Polls showed Justice leading Manchin by double digits. But U.S. Rep. Alex Mooney, who won a contested congressional race with Trump’s support last year, is also running. Several polls show Justice would beat Mooney, and the poll that showed Justice beating Manchin had the senator ahead of Mooney.

The other top GOP chances are in states Trump won big in 2020:

Montana. The top target of Montana U.S. Sen. Stephen Daines, who chairs the National Republican Senatorial Committee, is his Democratic colleague, U.S. Sen. Jon Tester. But GOP officials lost an attempt to change election rules to keep a third candidate from draining enough votes to re-elect Tester.

The GOP choice is uncertain. U.S. Rep. Matt Rosendale, a strong Trump supporter, is one possibility.
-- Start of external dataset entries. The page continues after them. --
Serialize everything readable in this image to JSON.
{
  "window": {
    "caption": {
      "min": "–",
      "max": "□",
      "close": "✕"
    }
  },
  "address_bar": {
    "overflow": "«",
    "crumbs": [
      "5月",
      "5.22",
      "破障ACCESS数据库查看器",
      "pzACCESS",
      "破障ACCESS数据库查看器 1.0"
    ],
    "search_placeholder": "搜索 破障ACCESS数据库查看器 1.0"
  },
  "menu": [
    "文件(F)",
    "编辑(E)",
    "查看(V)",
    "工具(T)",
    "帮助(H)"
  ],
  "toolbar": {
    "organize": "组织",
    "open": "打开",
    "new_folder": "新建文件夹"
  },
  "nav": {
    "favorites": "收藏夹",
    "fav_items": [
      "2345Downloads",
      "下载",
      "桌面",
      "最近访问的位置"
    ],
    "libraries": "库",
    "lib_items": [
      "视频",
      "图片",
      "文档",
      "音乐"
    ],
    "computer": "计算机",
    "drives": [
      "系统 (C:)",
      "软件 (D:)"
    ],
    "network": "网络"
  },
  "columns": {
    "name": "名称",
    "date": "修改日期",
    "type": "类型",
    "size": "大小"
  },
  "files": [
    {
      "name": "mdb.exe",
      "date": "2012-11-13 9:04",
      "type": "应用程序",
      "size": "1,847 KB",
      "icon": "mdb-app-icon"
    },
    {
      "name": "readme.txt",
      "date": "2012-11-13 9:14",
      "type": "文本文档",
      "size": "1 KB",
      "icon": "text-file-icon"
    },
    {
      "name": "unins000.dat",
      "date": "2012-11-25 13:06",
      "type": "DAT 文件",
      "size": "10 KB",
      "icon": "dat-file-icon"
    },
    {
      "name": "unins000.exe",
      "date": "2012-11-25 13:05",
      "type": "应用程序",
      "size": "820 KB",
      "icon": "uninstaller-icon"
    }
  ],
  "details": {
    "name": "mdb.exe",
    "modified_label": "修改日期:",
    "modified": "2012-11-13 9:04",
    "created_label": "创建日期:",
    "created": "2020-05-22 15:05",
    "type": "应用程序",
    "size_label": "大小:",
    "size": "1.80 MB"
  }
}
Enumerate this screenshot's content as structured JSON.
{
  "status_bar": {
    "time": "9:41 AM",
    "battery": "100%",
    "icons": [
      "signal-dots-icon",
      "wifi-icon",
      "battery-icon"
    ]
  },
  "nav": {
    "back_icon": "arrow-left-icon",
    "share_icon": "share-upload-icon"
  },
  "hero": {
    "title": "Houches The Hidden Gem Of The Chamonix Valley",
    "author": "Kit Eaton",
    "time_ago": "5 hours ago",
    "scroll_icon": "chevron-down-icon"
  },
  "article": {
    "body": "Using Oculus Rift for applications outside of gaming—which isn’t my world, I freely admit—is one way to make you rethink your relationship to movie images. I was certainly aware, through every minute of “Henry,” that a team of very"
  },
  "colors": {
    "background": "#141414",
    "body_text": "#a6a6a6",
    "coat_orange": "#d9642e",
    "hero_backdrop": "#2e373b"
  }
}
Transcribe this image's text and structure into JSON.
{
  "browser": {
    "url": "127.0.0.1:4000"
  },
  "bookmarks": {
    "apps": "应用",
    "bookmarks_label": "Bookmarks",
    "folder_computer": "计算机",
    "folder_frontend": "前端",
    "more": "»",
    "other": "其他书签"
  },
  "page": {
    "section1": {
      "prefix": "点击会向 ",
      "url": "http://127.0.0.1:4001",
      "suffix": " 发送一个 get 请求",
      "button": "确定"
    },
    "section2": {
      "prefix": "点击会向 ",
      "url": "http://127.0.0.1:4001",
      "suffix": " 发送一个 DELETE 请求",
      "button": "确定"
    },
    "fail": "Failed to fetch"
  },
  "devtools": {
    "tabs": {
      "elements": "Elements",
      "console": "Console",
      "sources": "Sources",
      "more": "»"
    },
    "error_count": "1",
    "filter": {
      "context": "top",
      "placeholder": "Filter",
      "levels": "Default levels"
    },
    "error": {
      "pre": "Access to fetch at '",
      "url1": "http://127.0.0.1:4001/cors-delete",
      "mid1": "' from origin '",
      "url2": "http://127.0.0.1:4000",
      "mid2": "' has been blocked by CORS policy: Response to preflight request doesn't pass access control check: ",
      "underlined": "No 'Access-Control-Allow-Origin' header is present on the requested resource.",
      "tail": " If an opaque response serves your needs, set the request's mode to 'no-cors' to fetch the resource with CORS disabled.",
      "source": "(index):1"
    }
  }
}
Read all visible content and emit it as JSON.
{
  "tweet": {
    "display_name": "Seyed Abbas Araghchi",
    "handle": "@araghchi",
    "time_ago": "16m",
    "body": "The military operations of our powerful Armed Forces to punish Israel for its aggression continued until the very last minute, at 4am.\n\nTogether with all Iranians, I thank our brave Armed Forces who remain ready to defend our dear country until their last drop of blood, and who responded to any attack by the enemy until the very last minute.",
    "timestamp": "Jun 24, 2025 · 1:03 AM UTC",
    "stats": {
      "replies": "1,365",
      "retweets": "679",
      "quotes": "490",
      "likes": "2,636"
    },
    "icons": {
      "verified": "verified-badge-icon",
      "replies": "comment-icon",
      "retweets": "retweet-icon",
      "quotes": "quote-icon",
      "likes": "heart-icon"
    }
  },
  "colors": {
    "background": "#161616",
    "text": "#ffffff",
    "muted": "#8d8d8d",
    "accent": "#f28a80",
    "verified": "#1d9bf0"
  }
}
Axios reported GOP leaders are encouraging Tim Sheehy, a wealthy businessman and war veteran, to run.

Tester won in 2018 with only 50.3 per cent, and Trump carried the state by 20 points.

Ohio. U.S. Sen. Sherrod Brown, the state’s last major Democratic statewide office holder, faces a stiff challenge for a fourth term after Trump carried the state by 8 points and Republican C.D. Vance won a contested 2022 Senate race.

A GOP primary fight is likely. Bernie Moreno, a wealthy businessman and Trump supporter, has announced his candidacy and called for reparations for white soldiers who “freed slaves” during the Civil War.

State Sen. Matt Dolan, who criticized Trump for lies about the 2020 election outcome and finished third in 2022, is also running. Several prominent GOP officeholders are considering joining them.

Elsewhere, Republicans have hopes in Wisconsin against U.S. Sen. Tammy Baldwin and in Michigan, where U.S. Rep. Elissa Slotkin hopes to succeed retiring Democrat Debbie Stabenow. Both Democrats are currently favored.

As in 2022, Republicans have several ways to win the small number of seats they need. Once again, they have several ways to lose them.